Her supporters — many of them teachers — touted the age-old mantra “Kids these days,” and cheered Munroe for having the guts to publicly write things about today’s “disrespectful” youth that most of them dare only utter under their breath. While her opponents harshly questioned Munroe’s ability as a teacher and called for her permanent expulsion.
In reinstating Munroe it seems the school came down on one side of the issue and decided they valued Munroe’s abilities as a teacher more than they disapproved of the hurtful things she wrote about her students online. (Or, perhaps they just feared the potential legal ramifications of firing her.) Either way, if she chooses to accept the offer, Munroe will be teaching again come fall.

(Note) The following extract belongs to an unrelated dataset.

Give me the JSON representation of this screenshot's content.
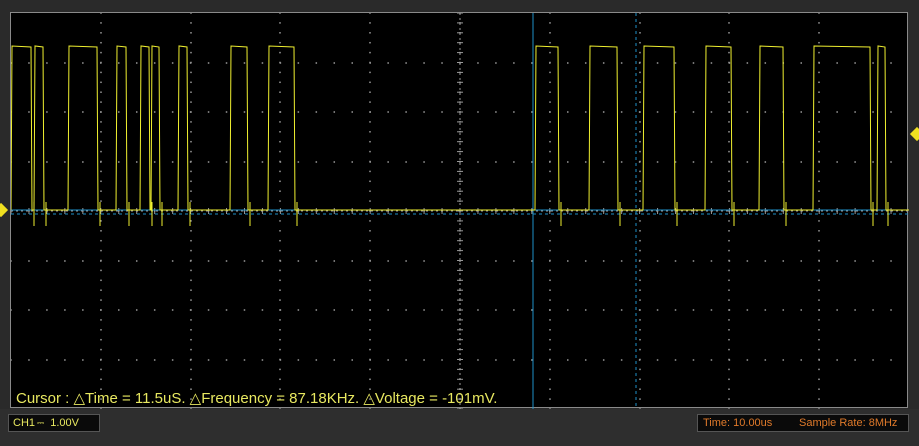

What do you think? Should she be allowed to teach again?
(Read my story, “How One Teacher’s Angry Blog Sparked a Viral Classroom Debate.”)
Kayla Webley is a Writer-Reporter at TIME. Find her on Twitter at @kaylawebley or on Facebook at facebook.com/kaylalwebley. You can also continue the discussion on TIME’s Facebook page and on Twitter at @TIME.